- Do insist on quality. Where the software from the two teams meet, that software needs to work well. Quality comes well ahead of quantity. Otherwise, huge amounts of time can be wasted in debugging issues arising during the integration of the two sets of software.
- Be ready to revise opinions. Expect there to be misunderstandings, or for new insight to emerge as software from the two teams comes into contact. Be sure there’s sufficient nimbleness, on both sides, to revise their software quickly in the light of learnings at the point of contact.
- Become experts in interface management. This is the discipline of seeking to preserve compatibility of interface, even when new features are added, or performance is improved. Here, the “interface” includes non-functional aspects of the definition of the software (including behaviour under stress or error conditions), as well as the original set of functionality. And when interfaces do need to change, be sure that this fact is properly understood and properly communicated.
- Avoid feelings of “us and them”. Find ways to build positive bonds of trust between people on the two teams. This can include staff interchange and secondments, and shared online community tools.
- Practice “tough love”. Where problems arise in the interaction between the two teams, it must be possible to speak frankly about these issues, rather than keeping mum for the sake of some kind of dysfunctional “peace and quiet”. Provided a good fulcrum of shared trust has been established, robust discussion should lead to light rather than heat – a focus on “what is best” rather than “who is best”.
- Keep the end-to-end experience firmly in mind. Mainstream market adoption of software needs more than just neat technology. The larger the overall software system, the greater the need for world-class product managers and designers to keep on top of the development project. There’s no point in optimising individual parts of this system, if there’s a fundamentally defective link in the overall chain.
- Paint a compelling, credible picture of the benefits that the partnership will bring. Members of both teams must be inspired by the “why” of the partnership – something that will give them sufficient reason to dig deep when times become tough. In practice, this picture will involve a roadmap of envisioned shared success points.

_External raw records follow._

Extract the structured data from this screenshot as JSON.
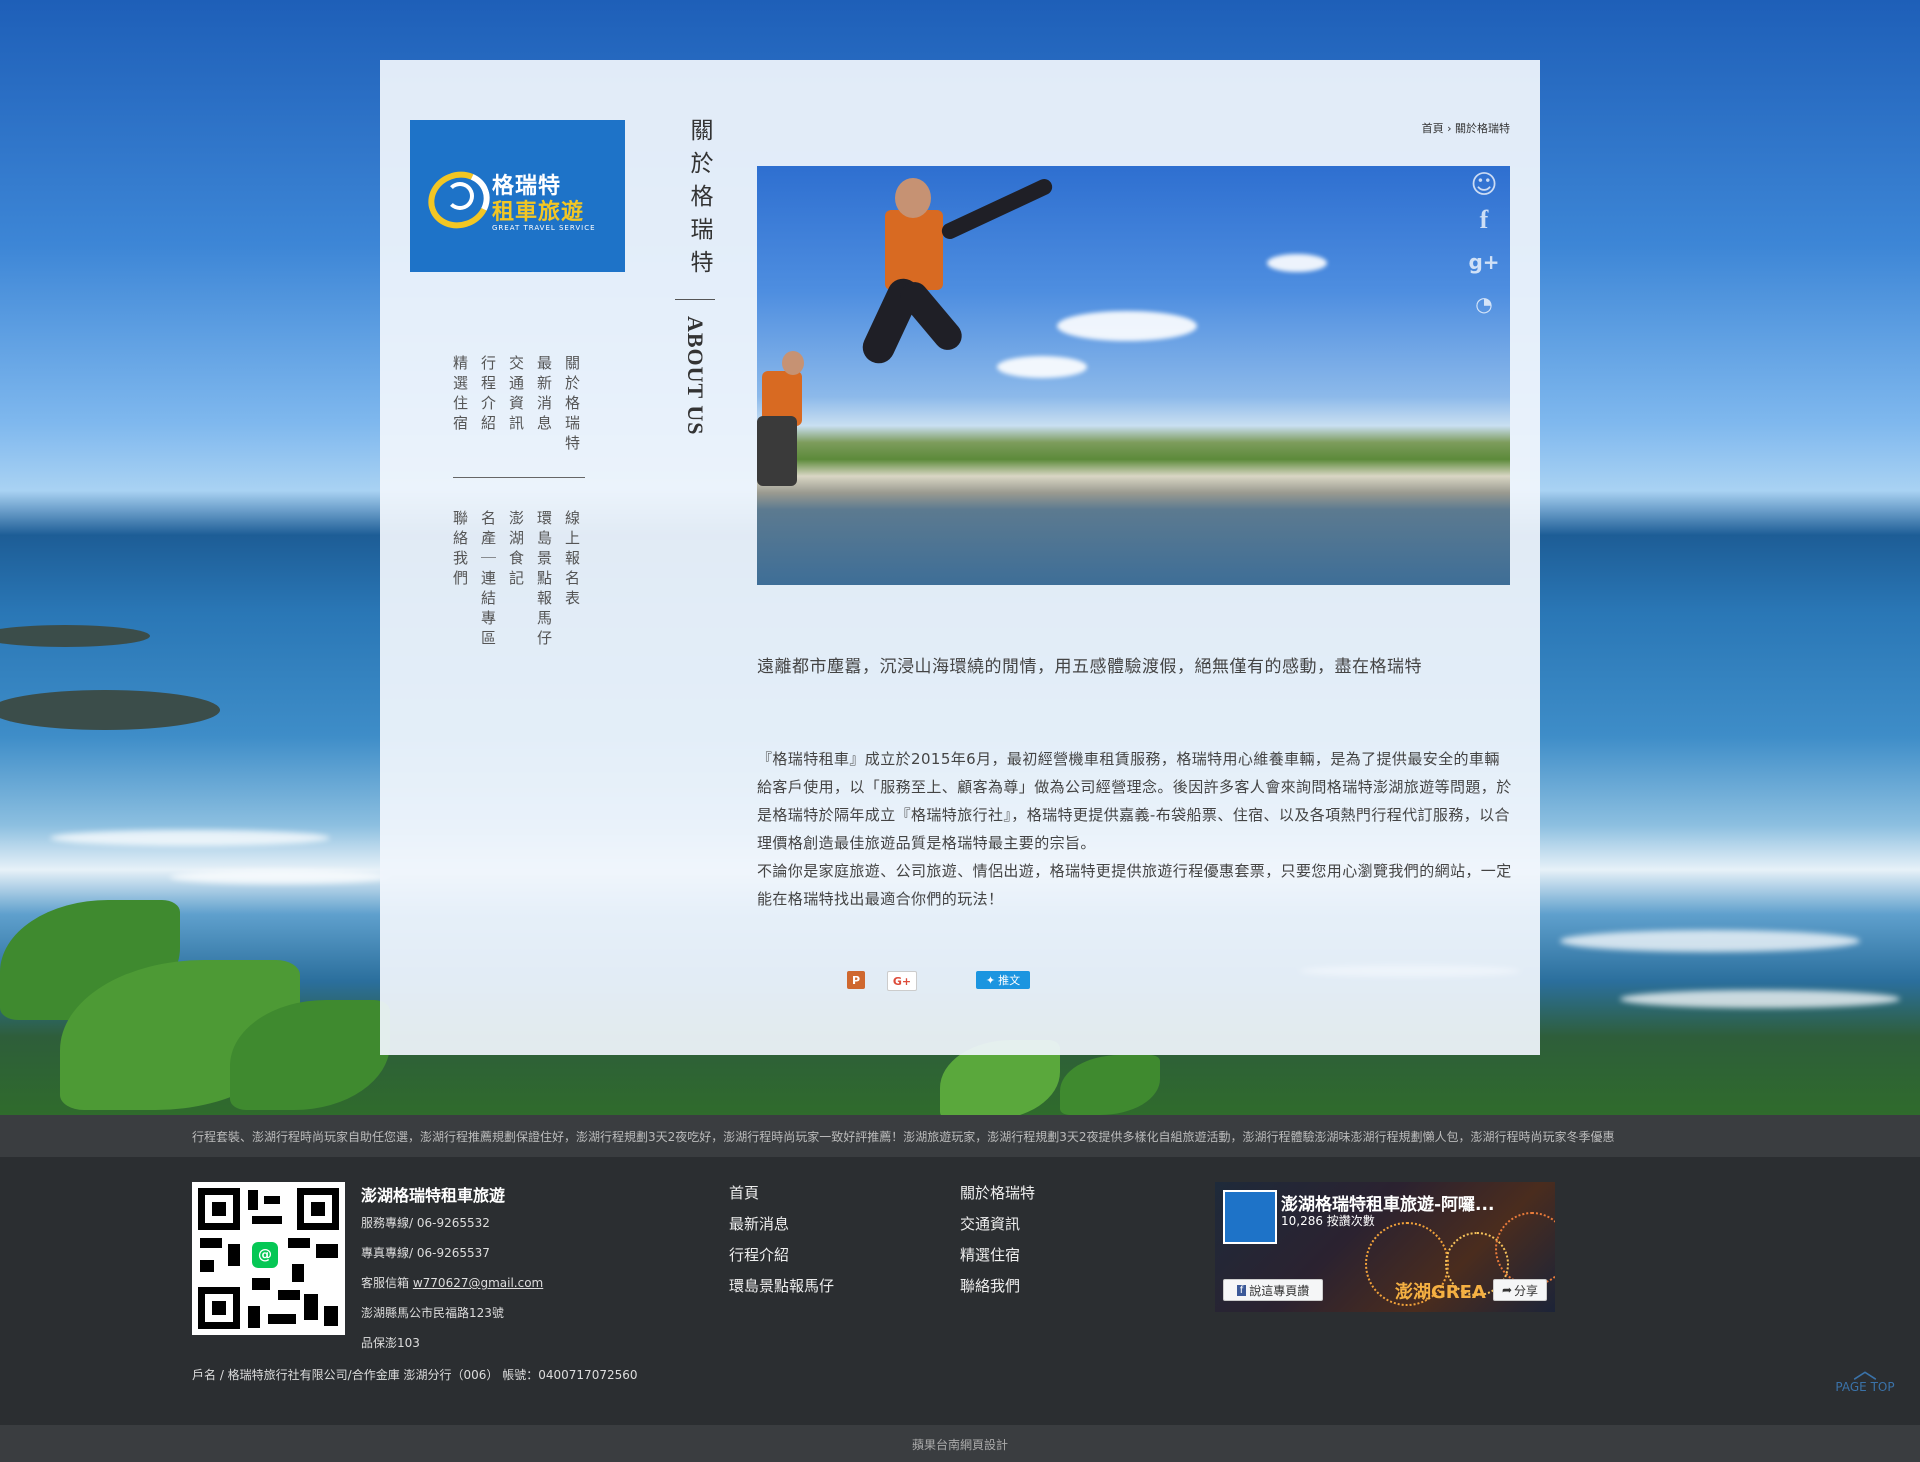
{
  "logo": {
    "name_line1": "格瑞特",
    "name_line2": "租車旅遊",
    "tagline": "GREAT TRAVEL SERVICE"
  },
  "nav": {
    "primary": [
      "關於格瑞特",
      "最新消息",
      "交通資訊",
      "行程介紹",
      "精選住宿"
    ],
    "secondary": [
      "線上報名表",
      "環島景點報馬仔",
      "澎湖食記",
      "名產｜連結專區",
      "聯絡我們"
    ]
  },
  "page": {
    "title_cn": "關於格瑞特",
    "title_en": "ABOUT US"
  },
  "breadcrumb": {
    "home": "首頁",
    "sep": "›",
    "current": "關於格瑞特"
  },
  "social_icons": [
    "plurk-icon",
    "facebook-icon",
    "google-plus-icon",
    "rss-icon"
  ],
  "content": {
    "lead": "遠離都市塵囂，沉浸山海環繞的閒情，用五感體驗渡假，絕無僅有的感動，盡在格瑞特",
    "paragraphs": [
      "『格瑞特租車』成立於2015年6月，最初經營機車租賃服務，格瑞特用心維養車輛，是為了提供最安全的車輛給客戶使用，以「服務至上、顧客為尊」做為公司經營理念。後因許多客人會來詢問格瑞特澎湖旅遊等問題，於是格瑞特於隔年成立『格瑞特旅行社』，格瑞特更提供嘉義-布袋船票、住宿、以及各項熱門行程代訂服務，以合理價格創造最佳旅遊品質是格瑞特最主要的宗旨。",
      "不論你是家庭旅遊、公司旅遊、情侶出遊，格瑞特更提供旅遊行程優惠套票，只要您用心瀏覽我們的網站，一定能在格瑞特找出最適合你們的玩法！"
    ]
  },
  "share": {
    "plurk": "P",
    "gplus": "G+",
    "tweet": "推文"
  },
  "ticker": "行程套裝、澎湖行程時尚玩家自助任您選，澎湖行程推薦規劃保證住好，澎湖行程規劃3天2夜吃好，澎湖行程時尚玩家一致好評推薦！澎湖旅遊玩家，澎湖行程規劃3天2夜提供多樣化自組旅遊活動，澎湖行程體驗澎湖味澎湖行程規劃懶人包，澎湖行程時尚玩家冬季優惠",
  "footer": {
    "company": "澎湖格瑞特租車旅遊",
    "service_phone": "服務專線/ 06-9265532",
    "fax": "專真專線/ 06-9265537",
    "email_label": "客服信箱",
    "email": "w770627@gmail.com",
    "address": "澎湖縣馬公市民福路123號",
    "license": "品保澎103",
    "bank": "戶名 / 格瑞特旅行社有限公司/合作金庫 澎湖分行（006） 帳號：0400717072560",
    "nav_col1": [
      "首頁",
      "最新消息",
      "行程介紹",
      "環島景點報馬仔"
    ],
    "nav_col2": [
      "關於格瑞特",
      "交通資訊",
      "精選住宿",
      "聯絡我們"
    ]
  },
  "facebook": {
    "page_name": "澎湖格瑞特租車旅遊-阿囉...",
    "likes": "10,286 按讚次數",
    "like_button": "說這專頁讚",
    "share_button": "分享",
    "banner_text": "澎湖GREA"
  },
  "pagetop": "PAGE TOP",
  "credit": "蘋果台南網頁設計"
}
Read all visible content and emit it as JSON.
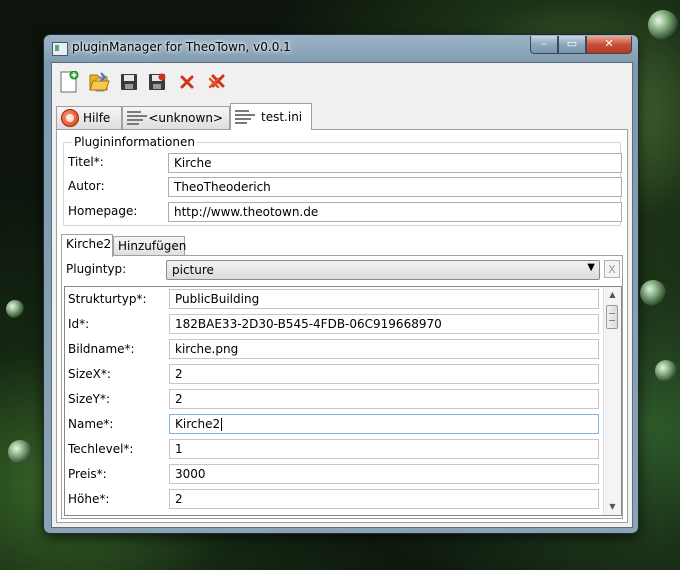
{
  "window": {
    "title": "pluginManager for TheoTown, v0.0.1",
    "min_glyph": "–",
    "max_glyph": "▭",
    "close_glyph": "✕"
  },
  "toolbar": {
    "icons": [
      "new-file-icon",
      "open-folder-icon",
      "save-icon",
      "save-as-icon",
      "delete-icon",
      "delete-all-icon"
    ]
  },
  "file_tabs": [
    {
      "label": "Hilfe",
      "icon": "help-icon"
    },
    {
      "label": "<unknown>",
      "icon": "document-icon"
    },
    {
      "label": "test.ini",
      "icon": "document-icon",
      "active": true
    }
  ],
  "plugin_info": {
    "group_title": "Plugininformationen",
    "fields": [
      {
        "label": "Titel*:",
        "value": "Kirche"
      },
      {
        "label": "Autor:",
        "value": "TheoTheoderich"
      },
      {
        "label": "Homepage:",
        "value": "http://www.theotown.de"
      }
    ]
  },
  "sub_tabs": [
    {
      "label": "Kirche2",
      "active": true
    },
    {
      "label": "Hinzufügen"
    }
  ],
  "plugintyp": {
    "label": "Plugintyp:",
    "value": "picture",
    "clear_label": "X"
  },
  "properties": [
    {
      "label": "Strukturtyp*:",
      "value": "PublicBuilding"
    },
    {
      "label": "Id*:",
      "value": "182BAE33-2D30-B545-4FDB-06C919668970"
    },
    {
      "label": "Bildname*:",
      "value": "kirche.png"
    },
    {
      "label": "SizeX*:",
      "value": "2"
    },
    {
      "label": "SizeY*:",
      "value": "2"
    },
    {
      "label": "Name*:",
      "value": "Kirche2"
    },
    {
      "label": "Techlevel*:",
      "value": "1"
    },
    {
      "label": "Preis*:",
      "value": "3000"
    },
    {
      "label": "Höhe*:",
      "value": "2"
    }
  ],
  "colors": {
    "accent_red": "#d0321a",
    "focus_blue": "#7eb4ea"
  }
}
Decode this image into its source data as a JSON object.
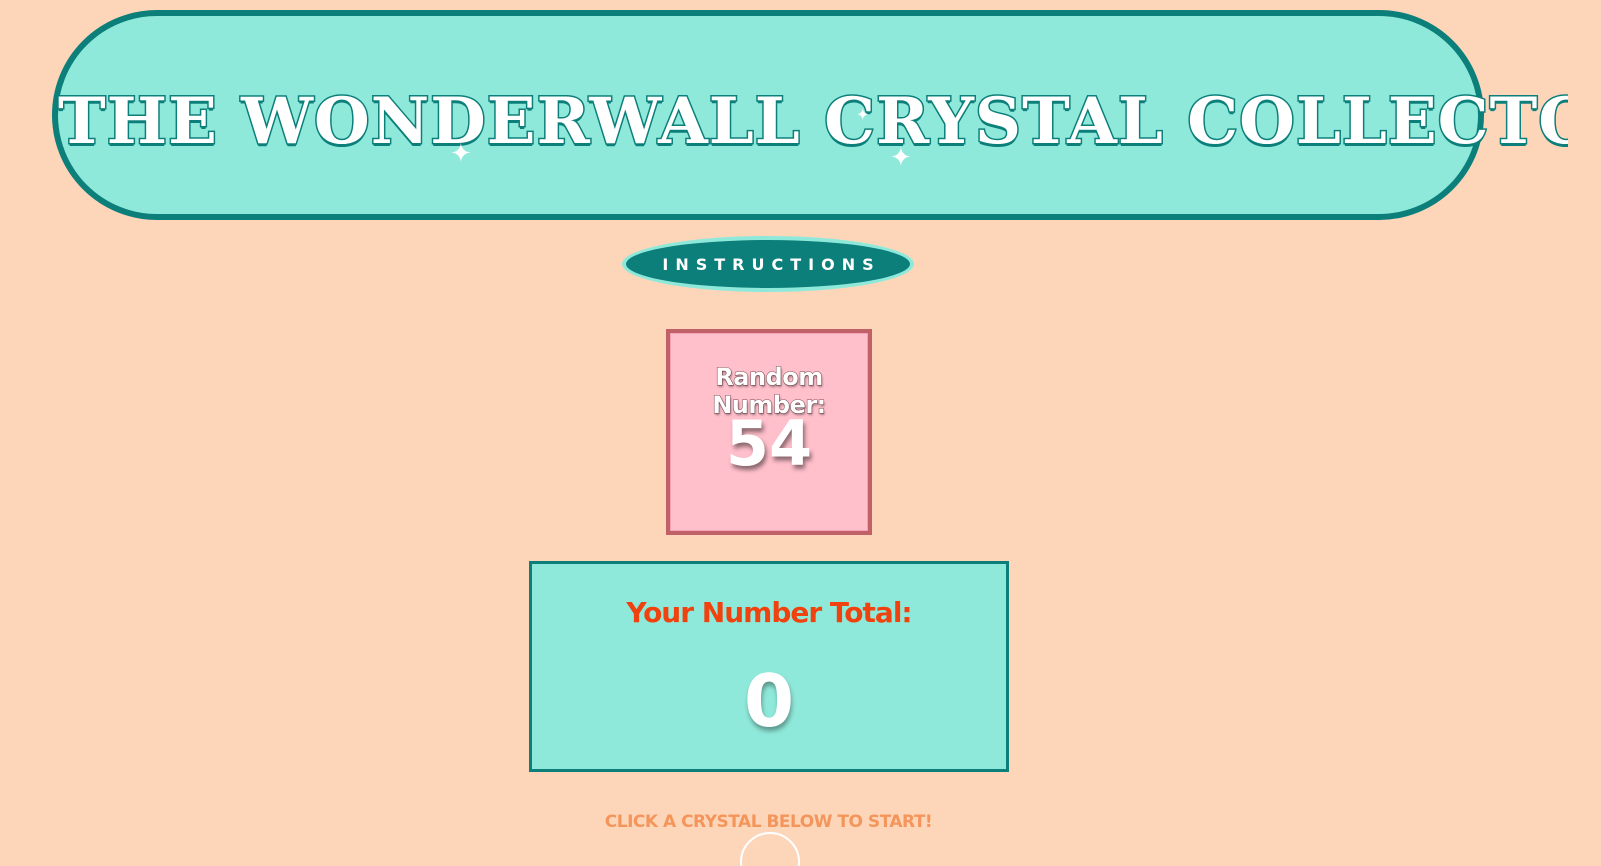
{
  "title": "THE WONDERWALL CRYSTAL COLLECTOR!",
  "instructions_button": "INSTRUCTIONS",
  "random_number": {
    "label": "Random Number:",
    "value": "54"
  },
  "total": {
    "label": "Your Number Total:",
    "value": "0"
  },
  "start_hint": "CLICK A CRYSTAL BELOW TO START!",
  "icons": {
    "sparkle": "sparkle-icon",
    "crystal": "crystal-icon"
  },
  "colors": {
    "background": "#FDD6BA",
    "banner": "#8FE9DA",
    "teal": "#0C7F7A",
    "pink_box": "#FFBFCB",
    "pink_border": "#C0616A",
    "total_label": "#F0420E",
    "hint": "#F4955B"
  }
}
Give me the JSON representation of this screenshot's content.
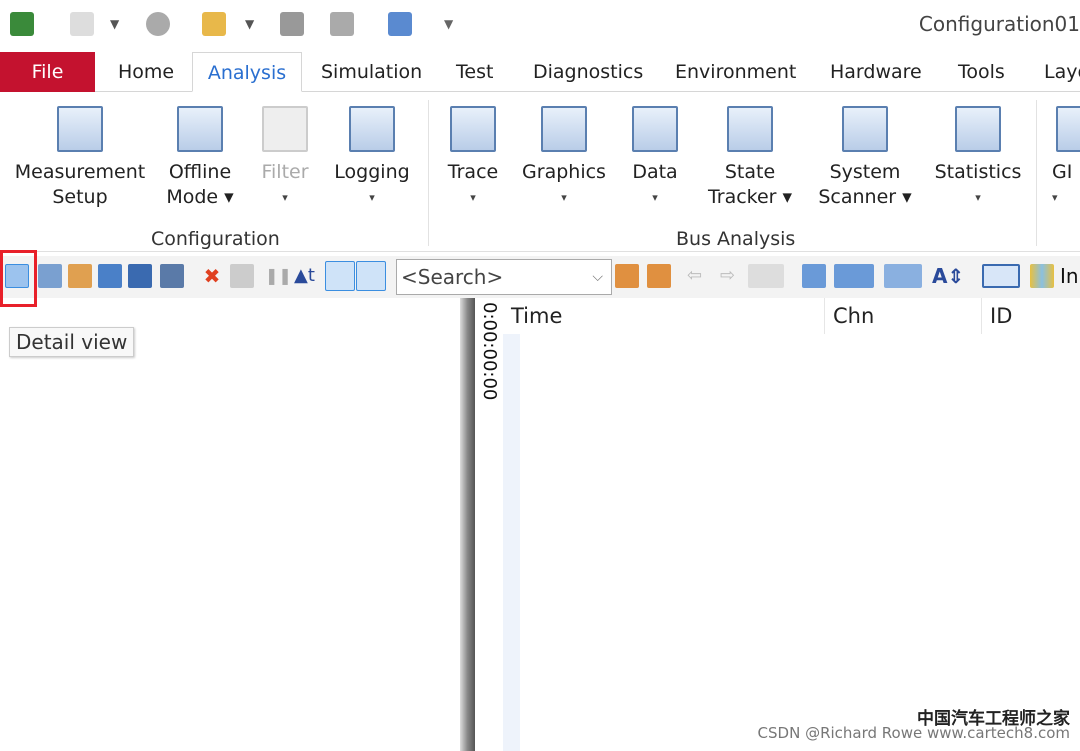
{
  "app": {
    "title": "Configuration01"
  },
  "qat": {
    "icons": [
      "app-logo-icon",
      "lightning-icon",
      "stop-icon",
      "open-folder-icon",
      "save-icon",
      "save-as-icon",
      "network-config-icon",
      "customize-icon"
    ]
  },
  "tabs": [
    {
      "label": "File"
    },
    {
      "label": "Home"
    },
    {
      "label": "Analysis",
      "active": true
    },
    {
      "label": "Simulation"
    },
    {
      "label": "Test"
    },
    {
      "label": "Diagnostics"
    },
    {
      "label": "Environment"
    },
    {
      "label": "Hardware"
    },
    {
      "label": "Tools"
    },
    {
      "label": "Layout"
    }
  ],
  "ribbon": {
    "groups": [
      {
        "label": "Configuration"
      },
      {
        "label": "Bus Analysis"
      }
    ],
    "buttons": [
      {
        "l1": "Measurement",
        "l2": "Setup"
      },
      {
        "l1": "Offline",
        "l2": "Mode ▾"
      },
      {
        "l1": "Filter",
        "l2": "▾",
        "disabled": true
      },
      {
        "l1": "Logging",
        "l2": "▾"
      },
      {
        "l1": "Trace",
        "l2": "▾"
      },
      {
        "l1": "Graphics",
        "l2": "▾"
      },
      {
        "l1": "Data",
        "l2": "▾"
      },
      {
        "l1": "State",
        "l2": "Tracker ▾"
      },
      {
        "l1": "System",
        "l2": "Scanner ▾"
      },
      {
        "l1": "Statistics",
        "l2": "▾"
      },
      {
        "l1": "GI",
        "l2": "▾"
      }
    ]
  },
  "toolbar": {
    "search_placeholder": "<Search>",
    "trailing_label": "In"
  },
  "tooltip": "Detail view",
  "trace": {
    "time_value": "0:00:00:00",
    "columns": [
      "Time",
      "Chn",
      "ID"
    ]
  },
  "watermark": {
    "line1": "中国汽车工程师之家",
    "line2": "CSDN @Richard Rowe  www.cartech8.com"
  },
  "colors": {
    "file_tab": "#c4122f",
    "active_tab": "#2a6fd0",
    "highlight": "#e8202a"
  }
}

- Design and celebrate early successes from the relationship. Identify potential “quick wins” along the path to the anticipated future larger successes. By the way, in case these quick wins fail to materialise, don’t sweep this fact under a carpet. This is when the tough love needs to kick in, with both sides in the relationship being ready to revise opinions.
- Keep investing in the relationship. Don’t take it for granted. Recognise that old habits and old mindsets will tend to re-assert themselves, as soon as management focus moves elsewhere. Early wins are an encouraging sign, but relationship managers need to keep the momentum running, to avoid the partnership from stagnating.
Think that’s too much advice? Believe you could give attention to one or two of these pieces of advice, and “wing it” with the others? Think again. Major software partnership is major effort. Skimp on the details, and you’ll end up with two turkeys tied together as unhelpfully as in a three-legged race. Invest profoundly in the partnership, however, and you may indeed see the birth of a new eagle.
Note: the above advice would still apply, even in the taking-things-one-step-further “acquisition scenario” discussed by Andreas Constantinou in his latest VisionMobile article “Is Microsoft buying Nokia? An analysis of the acquisition endgame“.